▶ [WHAT IS NEEDED] Copy each entry below unchanged; the images do not go in the copy.

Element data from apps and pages
━━━━━━━━━━━━━━━━

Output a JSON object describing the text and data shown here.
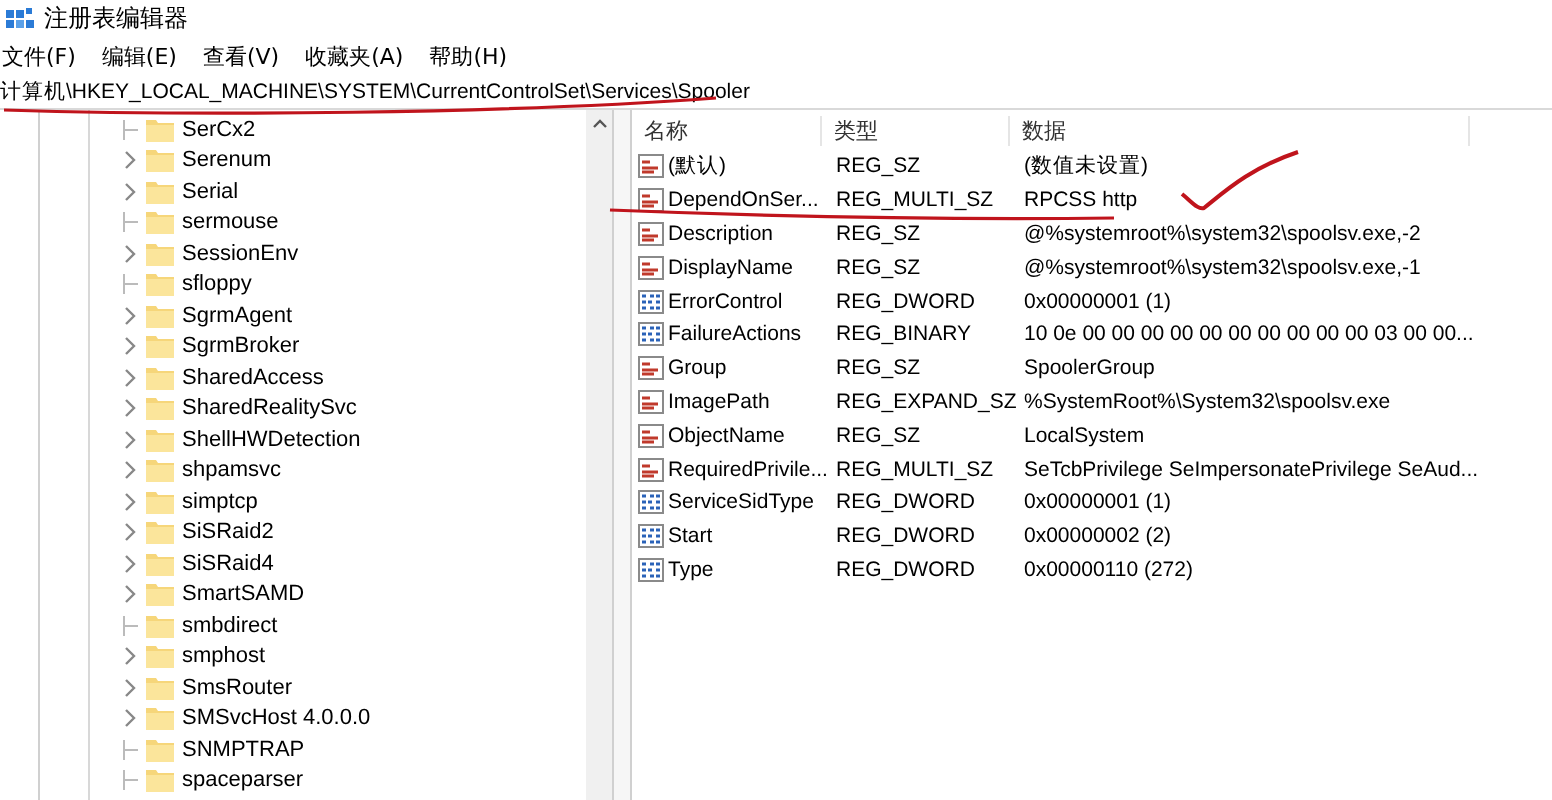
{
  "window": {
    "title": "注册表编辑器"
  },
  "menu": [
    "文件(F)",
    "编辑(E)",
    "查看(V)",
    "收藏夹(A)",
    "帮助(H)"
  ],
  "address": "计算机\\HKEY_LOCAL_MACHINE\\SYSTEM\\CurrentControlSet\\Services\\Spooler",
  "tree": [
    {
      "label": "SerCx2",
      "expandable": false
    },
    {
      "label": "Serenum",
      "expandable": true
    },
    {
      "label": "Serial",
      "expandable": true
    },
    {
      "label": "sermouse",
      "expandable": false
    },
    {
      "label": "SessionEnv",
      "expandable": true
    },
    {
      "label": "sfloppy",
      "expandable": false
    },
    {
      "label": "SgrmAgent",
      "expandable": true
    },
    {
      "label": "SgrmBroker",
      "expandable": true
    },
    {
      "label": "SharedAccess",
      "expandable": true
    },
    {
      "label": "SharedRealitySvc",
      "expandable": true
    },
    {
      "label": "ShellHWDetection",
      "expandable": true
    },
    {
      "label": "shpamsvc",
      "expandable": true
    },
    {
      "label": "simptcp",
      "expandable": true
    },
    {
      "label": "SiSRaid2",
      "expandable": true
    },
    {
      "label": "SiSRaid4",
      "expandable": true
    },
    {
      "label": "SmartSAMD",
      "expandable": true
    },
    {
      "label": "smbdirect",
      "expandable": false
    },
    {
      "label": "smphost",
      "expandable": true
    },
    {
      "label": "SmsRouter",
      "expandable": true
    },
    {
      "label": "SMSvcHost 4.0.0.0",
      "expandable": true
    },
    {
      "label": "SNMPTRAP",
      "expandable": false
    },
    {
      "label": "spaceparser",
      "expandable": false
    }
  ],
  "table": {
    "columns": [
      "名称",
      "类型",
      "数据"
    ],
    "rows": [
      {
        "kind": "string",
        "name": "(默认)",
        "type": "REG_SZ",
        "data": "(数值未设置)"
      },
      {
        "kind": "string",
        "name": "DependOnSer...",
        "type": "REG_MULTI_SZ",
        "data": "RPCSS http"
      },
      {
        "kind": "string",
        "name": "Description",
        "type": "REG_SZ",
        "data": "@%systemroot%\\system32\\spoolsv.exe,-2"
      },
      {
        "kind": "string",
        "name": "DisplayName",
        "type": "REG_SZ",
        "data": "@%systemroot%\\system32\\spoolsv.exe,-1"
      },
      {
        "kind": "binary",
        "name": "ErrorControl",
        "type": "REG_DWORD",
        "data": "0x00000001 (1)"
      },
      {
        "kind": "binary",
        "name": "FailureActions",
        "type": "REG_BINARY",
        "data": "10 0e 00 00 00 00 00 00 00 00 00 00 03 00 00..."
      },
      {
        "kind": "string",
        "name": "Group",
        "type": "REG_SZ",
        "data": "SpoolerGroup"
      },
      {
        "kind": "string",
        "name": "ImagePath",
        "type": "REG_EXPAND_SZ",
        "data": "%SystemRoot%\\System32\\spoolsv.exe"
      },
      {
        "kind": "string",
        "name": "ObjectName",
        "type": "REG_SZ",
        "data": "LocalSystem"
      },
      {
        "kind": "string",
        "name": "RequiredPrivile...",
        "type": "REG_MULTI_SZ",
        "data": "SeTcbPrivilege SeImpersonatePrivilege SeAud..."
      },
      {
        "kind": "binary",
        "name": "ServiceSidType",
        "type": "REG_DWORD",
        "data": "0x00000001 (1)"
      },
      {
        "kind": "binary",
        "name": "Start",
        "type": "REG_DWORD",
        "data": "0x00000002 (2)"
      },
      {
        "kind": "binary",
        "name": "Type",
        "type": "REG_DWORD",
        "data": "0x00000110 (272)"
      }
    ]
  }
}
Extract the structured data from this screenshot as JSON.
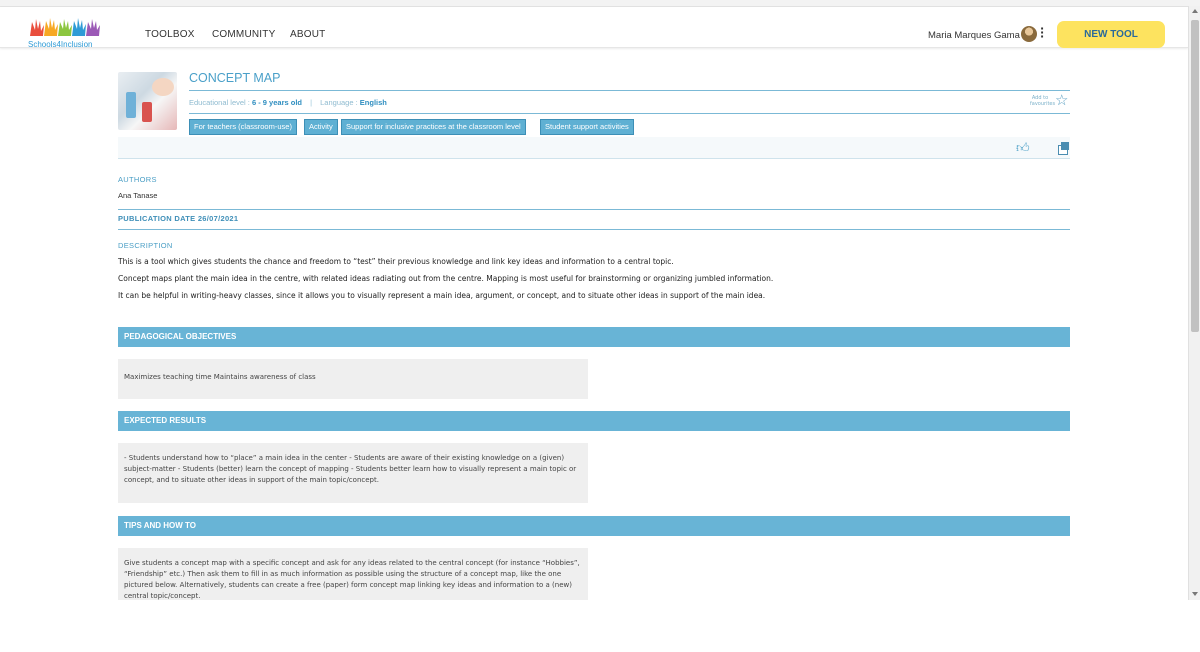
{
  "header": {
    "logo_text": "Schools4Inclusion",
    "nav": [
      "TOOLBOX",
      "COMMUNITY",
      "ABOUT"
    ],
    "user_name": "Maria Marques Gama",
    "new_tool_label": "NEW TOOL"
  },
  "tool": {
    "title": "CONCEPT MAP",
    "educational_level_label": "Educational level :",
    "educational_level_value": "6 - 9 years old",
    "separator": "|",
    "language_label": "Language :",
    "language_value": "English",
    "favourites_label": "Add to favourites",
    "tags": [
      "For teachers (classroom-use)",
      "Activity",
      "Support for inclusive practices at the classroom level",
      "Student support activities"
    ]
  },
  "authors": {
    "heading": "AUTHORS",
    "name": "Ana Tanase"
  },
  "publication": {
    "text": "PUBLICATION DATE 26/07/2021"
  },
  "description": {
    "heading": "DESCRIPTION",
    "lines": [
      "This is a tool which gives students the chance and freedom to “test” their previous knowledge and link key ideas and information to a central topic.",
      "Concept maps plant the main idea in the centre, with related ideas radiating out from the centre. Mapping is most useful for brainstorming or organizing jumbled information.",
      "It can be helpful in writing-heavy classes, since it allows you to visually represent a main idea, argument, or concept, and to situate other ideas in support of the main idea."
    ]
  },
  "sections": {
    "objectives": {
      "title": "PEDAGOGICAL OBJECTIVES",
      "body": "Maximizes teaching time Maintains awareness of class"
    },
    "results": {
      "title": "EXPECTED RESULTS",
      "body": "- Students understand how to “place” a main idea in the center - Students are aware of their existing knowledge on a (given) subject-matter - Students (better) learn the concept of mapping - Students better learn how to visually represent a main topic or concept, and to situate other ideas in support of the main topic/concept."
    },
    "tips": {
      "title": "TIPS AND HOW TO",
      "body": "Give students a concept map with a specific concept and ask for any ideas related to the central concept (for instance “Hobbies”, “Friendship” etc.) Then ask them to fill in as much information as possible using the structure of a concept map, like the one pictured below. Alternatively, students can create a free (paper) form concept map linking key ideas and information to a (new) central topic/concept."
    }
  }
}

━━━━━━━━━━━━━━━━

▶ [ANSWER FOR THIS EXERCISE]
Output a JSON object describing the text and data shown here.
{
  "window": {
    "title": "注册表编辑器"
  },
  "menu": [
    "文件(F)",
    "编辑(E)",
    "查看(V)",
    "收藏夹(A)",
    "帮助(H)"
  ],
  "address": "计算机\\HKEY_LOCAL_MACHINE\\SYSTEM\\CurrentControlSet\\Services\\Spooler",
  "tree": [
    {
      "label": "SerCx2",
      "expandable": false
    },
    {
      "label": "Serenum",
      "expandable": true
    },
    {
      "label": "Serial",
      "expandable": true
    },
    {
      "label": "sermouse",
      "expandable": false
    },
    {
      "label": "SessionEnv",
      "expandable": true
    },
    {
      "label": "sfloppy",
      "expandable": false
    },
    {
      "label": "SgrmAgent",
      "expandable": true
    },
    {
      "label": "SgrmBroker",
      "expandable": true
    },
    {
      "label": "SharedAccess",
      "expandable": true
    },
    {
      "label": "SharedRealitySvc",
      "expandable": true
    },
    {
      "label": "ShellHWDetection",
      "expandable": true
    },
    {
      "label": "shpamsvc",
      "expandable": true
    },
    {
      "label": "simptcp",
      "expandable": true
    },
    {
      "label": "SiSRaid2",
      "expandable": true
    },
    {
      "label": "SiSRaid4",
      "expandable": true
    },
    {
      "label": "SmartSAMD",
      "expandable": true
    },
    {
      "label": "smbdirect",
      "expandable": false
    },
    {
      "label": "smphost",
      "expandable": true
    },
    {
      "label": "SmsRouter",
      "expandable": true
    },
    {
      "label": "SMSvcHost 4.0.0.0",
      "expandable": true
    },
    {
      "label": "SNMPTRAP",
      "expandable": false
    },
    {
      "label": "spaceparser",
      "expandable": false
    }
  ],
  "table": {
    "columns": [
      "名称",
      "类型",
      "数据"
    ],
    "rows": [
      {
        "kind": "string",
        "name": "(默认)",
        "type": "REG_SZ",
        "data": "(数值未设置)"
      },
      {
        "kind": "string",
        "name": "DependOnSer...",
        "type": "REG_MULTI_SZ",
        "data": "RPCSS http"
      },
      {
        "kind": "string",
        "name": "Description",
        "type": "REG_SZ",
        "data": "@%systemroot%\\system32\\spoolsv.exe,-2"
      },
      {
        "kind": "string",
        "name": "DisplayName",
        "type": "REG_SZ",
        "data": "@%systemroot%\\system32\\spoolsv.exe,-1"
      },
      {
        "kind": "binary",
        "name": "ErrorControl",
        "type": "REG_DWORD",
        "data": "0x00000001 (1)"
      },
      {
        "kind": "binary",
        "name": "FailureActions",
        "type": "REG_BINARY",
        "data": "10 0e 00 00 00 00 00 00 00 00 00 00 03 00 00..."
      },
      {
        "kind": "string",
        "name": "Group",
        "type": "REG_SZ",
        "data": "SpoolerGroup"
      },
      {
        "kind": "string",
        "name": "ImagePath",
        "type": "REG_EXPAND_SZ",
        "data": "%SystemRoot%\\System32\\spoolsv.exe"
      },
      {
        "kind": "string",
        "name": "ObjectName",
        "type": "REG_SZ",
        "data": "LocalSystem"
      },
      {
        "kind": "string",
        "name": "RequiredPrivile...",
        "type": "REG_MULTI_SZ",
        "data": "SeTcbPrivilege SeImpersonatePrivilege SeAud..."
      },
      {
        "kind": "binary",
        "name": "ServiceSidType",
        "type": "REG_DWORD",
        "data": "0x00000001 (1)"
      },
      {
        "kind": "binary",
        "name": "Start",
        "type": "REG_DWORD",
        "data": "0x00000002 (2)"
      },
      {
        "kind": "binary",
        "name": "Type",
        "type": "REG_DWORD",
        "data": "0x00000110 (272)"
      }
    ]
  }
}
Extract the structured data from this screenshot as JSON.
{
  "header": {
    "logo_text": "Schools4Inclusion",
    "nav": [
      "TOOLBOX",
      "COMMUNITY",
      "ABOUT"
    ],
    "user_name": "Maria Marques Gama",
    "new_tool_label": "NEW TOOL"
  },
  "tool": {
    "title": "CONCEPT MAP",
    "educational_level_label": "Educational level :",
    "educational_level_value": "6 - 9 years old",
    "separator": "|",
    "language_label": "Language :",
    "language_value": "English",
    "favourites_label": "Add to favourites",
    "tags": [
      "For teachers (classroom-use)",
      "Activity",
      "Support for inclusive practices at the classroom level",
      "Student support activities"
    ]
  },
  "authors": {
    "heading": "AUTHORS",
    "name": "Ana Tanase"
  },
  "publication": {
    "text": "PUBLICATION DATE 26/07/2021"
  },
  "description": {
    "heading": "DESCRIPTION",
    "lines": [
      "This is a tool which gives students the chance and freedom to “test” their previous knowledge and link key ideas and information to a central topic.",
      "Concept maps plant the main idea in the centre, with related ideas radiating out from the centre. Mapping is most useful for brainstorming or organizing jumbled information.",
      "It can be helpful in writing-heavy classes, since it allows you to visually represent a main idea, argument, or concept, and to situate other ideas in support of the main idea."
    ]
  },
  "sections": {
    "objectives": {
      "title": "PEDAGOGICAL OBJECTIVES",
      "body": "Maximizes teaching time Maintains awareness of class"
    },
    "results": {
      "title": "EXPECTED RESULTS",
      "body": "- Students understand how to “place” a main idea in the center - Students are aware of their existing knowledge on a (given) subject-matter - Students (better) learn the concept of mapping - Students better learn how to visually represent a main topic or concept, and to situate other ideas in support of the main topic/concept."
    },
    "tips": {
      "title": "TIPS AND HOW TO",
      "body": "Give students a concept map with a specific concept and ask for any ideas related to the central concept (for instance “Hobbies”, “Friendship” etc.) Then ask them to fill in as much information as possible using the structure of a concept map, like the one pictured below. Alternatively, students can create a free (paper) form concept map linking key ideas and information to a (new) central topic/concept."
    }
  }
}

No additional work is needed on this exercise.